But for the most part, the fleets are funded through a combination of international grants and a combination the government of Singapore provides.
The money is a part of the Singapore Government’s $7.4 billion (S$9.7 billion) Fish Stewardship Programme.
The government hopes the funds will be enough to support many of these charters.
While these charter operators are funded by Singapore, the fishing fleet’s owners in the fishing industry in Asia are not, said Jeroen Meeus, executive director of the International Fishing Industry Federation.
“It’s not an open and shut system,” Meeuens said.
“We’re very fortunate that they’re supported by the Singapore government.”
Singapore has an established history of supporting and funding international fishing fleets, and the government is no stranger to this type of activity.
In the 1980s, the government was also instrumental in the formation of the World Fishing Congress.
The congress was hosted in Hong Kong and later expanded to include more than 100 countries and territories, and many of those countries have since benefited from the development of the global fishing industry.
However, many of its participants were drawn to the country due to its proximity to China, and there are many international charters based in Singapore.
Some of these companies have even gone on to establish a foothold in Singapore, though not without problems.
While there have been a number of charters that have taken off in Singapore and other countries, Meeums main concern is with the current state of fishing charchers.
There are some good news stories in recent years, but the current situation has a lot of holes in the foundation.
Meei said he hopes that the fishing fleets will be able to return to some of their former glory by taking part in the 2018 World Fishing Championships, scheduled to be held in the coming months in Vietnam and Thailand.
He also said that the government has started to invest in the infrastructure that is needed to support the fishing chartering industry, but it will take some time.
“The Singapore Government is very supportive of international fishing,” he said.
Singapore is not the only country to support international fishing charners, either.

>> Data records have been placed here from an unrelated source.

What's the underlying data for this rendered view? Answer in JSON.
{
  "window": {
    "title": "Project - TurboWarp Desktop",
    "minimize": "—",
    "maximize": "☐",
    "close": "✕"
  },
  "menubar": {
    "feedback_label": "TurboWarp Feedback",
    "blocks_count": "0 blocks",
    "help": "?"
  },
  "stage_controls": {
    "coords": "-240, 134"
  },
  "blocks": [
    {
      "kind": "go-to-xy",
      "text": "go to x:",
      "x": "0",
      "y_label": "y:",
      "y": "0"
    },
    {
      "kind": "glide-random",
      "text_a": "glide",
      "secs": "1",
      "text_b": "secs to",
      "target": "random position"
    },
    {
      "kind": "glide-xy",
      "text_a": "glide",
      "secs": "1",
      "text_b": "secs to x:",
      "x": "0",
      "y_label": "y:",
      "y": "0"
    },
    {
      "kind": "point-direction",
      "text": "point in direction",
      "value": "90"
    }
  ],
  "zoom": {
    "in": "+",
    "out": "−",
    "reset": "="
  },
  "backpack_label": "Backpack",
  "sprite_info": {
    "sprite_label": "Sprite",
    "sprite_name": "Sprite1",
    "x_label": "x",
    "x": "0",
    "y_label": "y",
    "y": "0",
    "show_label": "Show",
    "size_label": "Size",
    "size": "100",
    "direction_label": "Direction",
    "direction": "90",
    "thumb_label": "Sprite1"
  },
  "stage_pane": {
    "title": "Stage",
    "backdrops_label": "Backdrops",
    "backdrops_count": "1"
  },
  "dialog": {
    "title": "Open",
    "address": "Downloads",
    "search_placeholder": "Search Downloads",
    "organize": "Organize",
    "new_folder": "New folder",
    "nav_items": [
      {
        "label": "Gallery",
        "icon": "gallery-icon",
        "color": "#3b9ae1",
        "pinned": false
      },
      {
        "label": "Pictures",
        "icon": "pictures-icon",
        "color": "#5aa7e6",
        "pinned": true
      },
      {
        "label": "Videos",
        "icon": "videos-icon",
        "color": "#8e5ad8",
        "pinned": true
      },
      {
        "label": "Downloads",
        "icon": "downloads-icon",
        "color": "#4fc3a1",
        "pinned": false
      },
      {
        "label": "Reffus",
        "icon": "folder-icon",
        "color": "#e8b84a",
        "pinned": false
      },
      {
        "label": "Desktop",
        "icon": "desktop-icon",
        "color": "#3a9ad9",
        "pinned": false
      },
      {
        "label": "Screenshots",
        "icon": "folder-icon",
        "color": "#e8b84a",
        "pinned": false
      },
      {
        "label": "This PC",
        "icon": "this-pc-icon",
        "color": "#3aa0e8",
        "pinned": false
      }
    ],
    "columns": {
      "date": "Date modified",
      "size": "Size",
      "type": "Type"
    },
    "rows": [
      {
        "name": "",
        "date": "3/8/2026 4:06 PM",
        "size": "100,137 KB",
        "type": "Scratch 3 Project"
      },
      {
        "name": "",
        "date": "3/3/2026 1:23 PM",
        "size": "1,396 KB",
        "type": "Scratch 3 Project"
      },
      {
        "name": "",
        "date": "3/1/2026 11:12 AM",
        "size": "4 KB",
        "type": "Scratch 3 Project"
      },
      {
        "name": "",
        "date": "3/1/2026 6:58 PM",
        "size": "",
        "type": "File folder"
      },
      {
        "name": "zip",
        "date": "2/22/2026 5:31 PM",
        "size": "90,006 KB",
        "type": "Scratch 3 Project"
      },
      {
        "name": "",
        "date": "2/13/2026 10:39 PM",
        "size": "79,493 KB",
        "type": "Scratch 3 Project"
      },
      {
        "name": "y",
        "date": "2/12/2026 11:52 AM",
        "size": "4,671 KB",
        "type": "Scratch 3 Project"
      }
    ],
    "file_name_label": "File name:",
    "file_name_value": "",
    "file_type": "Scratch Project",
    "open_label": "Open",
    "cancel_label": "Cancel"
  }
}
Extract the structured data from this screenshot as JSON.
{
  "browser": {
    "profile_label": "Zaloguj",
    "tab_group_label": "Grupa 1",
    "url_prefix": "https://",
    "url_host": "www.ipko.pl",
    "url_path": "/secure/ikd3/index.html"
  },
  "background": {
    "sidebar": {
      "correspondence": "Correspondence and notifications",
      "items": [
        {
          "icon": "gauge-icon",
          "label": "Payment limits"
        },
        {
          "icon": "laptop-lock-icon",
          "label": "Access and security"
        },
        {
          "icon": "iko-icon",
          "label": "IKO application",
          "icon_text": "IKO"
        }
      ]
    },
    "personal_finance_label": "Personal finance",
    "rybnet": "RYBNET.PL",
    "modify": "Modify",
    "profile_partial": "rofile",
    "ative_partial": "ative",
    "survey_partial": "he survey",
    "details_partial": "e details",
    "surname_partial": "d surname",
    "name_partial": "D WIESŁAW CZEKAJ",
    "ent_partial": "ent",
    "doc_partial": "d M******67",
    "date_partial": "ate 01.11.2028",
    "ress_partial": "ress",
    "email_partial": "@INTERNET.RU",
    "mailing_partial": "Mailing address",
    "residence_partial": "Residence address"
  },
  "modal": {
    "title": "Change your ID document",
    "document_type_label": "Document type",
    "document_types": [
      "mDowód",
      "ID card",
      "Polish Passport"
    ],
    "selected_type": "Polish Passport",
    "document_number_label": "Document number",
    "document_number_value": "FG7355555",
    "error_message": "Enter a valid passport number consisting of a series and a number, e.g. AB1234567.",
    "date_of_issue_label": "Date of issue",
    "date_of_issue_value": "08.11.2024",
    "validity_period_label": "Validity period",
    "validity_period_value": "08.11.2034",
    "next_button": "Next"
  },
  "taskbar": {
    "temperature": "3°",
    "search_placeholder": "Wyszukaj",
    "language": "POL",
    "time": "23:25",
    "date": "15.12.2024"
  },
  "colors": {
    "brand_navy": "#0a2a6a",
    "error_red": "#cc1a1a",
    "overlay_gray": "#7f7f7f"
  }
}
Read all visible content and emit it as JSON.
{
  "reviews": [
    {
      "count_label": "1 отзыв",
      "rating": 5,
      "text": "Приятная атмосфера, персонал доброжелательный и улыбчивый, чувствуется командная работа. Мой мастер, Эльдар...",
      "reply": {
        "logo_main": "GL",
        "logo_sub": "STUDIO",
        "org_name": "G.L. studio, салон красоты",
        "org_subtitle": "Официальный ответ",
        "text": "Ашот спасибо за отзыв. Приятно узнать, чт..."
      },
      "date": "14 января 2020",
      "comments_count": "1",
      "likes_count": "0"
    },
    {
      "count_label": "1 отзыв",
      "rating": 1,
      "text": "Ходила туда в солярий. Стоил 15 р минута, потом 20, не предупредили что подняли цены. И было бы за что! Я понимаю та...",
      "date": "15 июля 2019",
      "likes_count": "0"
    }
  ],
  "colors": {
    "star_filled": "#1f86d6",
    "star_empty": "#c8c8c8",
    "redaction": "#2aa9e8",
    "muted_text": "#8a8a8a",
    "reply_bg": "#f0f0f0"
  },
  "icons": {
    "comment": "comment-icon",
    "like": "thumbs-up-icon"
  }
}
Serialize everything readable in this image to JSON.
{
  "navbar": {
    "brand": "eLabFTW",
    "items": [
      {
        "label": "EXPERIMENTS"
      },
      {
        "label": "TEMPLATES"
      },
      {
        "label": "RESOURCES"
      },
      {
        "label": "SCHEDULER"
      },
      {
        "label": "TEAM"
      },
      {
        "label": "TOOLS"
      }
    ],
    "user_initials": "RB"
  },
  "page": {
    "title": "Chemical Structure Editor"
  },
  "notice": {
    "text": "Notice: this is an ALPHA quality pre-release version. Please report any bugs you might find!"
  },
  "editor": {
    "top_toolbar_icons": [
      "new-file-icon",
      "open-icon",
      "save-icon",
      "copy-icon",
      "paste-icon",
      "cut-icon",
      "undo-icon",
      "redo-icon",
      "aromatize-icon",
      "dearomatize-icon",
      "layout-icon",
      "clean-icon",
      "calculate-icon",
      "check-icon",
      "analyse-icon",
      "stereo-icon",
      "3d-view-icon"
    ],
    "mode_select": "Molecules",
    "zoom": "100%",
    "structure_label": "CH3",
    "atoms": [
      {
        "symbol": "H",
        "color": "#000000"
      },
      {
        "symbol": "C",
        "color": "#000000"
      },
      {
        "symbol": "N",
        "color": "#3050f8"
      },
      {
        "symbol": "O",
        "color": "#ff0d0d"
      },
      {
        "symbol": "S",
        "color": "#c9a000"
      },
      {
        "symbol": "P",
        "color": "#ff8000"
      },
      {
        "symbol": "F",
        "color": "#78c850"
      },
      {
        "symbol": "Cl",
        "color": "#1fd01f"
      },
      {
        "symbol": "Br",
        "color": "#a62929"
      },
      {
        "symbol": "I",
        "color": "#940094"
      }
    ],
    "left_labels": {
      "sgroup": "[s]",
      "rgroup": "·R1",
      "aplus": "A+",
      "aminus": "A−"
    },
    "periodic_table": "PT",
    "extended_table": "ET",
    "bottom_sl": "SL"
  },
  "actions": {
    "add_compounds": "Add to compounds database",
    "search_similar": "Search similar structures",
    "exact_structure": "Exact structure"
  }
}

Last year, Canada also contributed $5 million to the fund and the U.K. provided $4 million.
However it was not enough to keep the international fleet afloat.
The Singapore government said it would contribute another $5.2 million if there were to be any additional charters operating in the country.
The next target for the government, according to Meeum, is to raise more funds to support global fishing fleets.
“There’s a lot more that we need to do,” he explained.
“But we’re making progress.”
Catch ‘Em, Catch ’em All With this in mind, Moeus said that fishing charring in Singapore would be an interesting experience for anyone who has visited the island.
He said that while he was there last year, fishing charting was an extremely popular event, and people were taking advantage of the opportunities afforded by the island’s proximity to other fishing regions.
“In the past, we would see a lot fewer charters in Singapore,” he added.
“This year, I was surprised by the number of boats and charters.”
Mee said that he hopes the new Singapore government will see the benefits of these opportunities, and help the fishing industries grow in Singapore as well.
“For the sake of the fishing companies, we need a lot,” he concluded.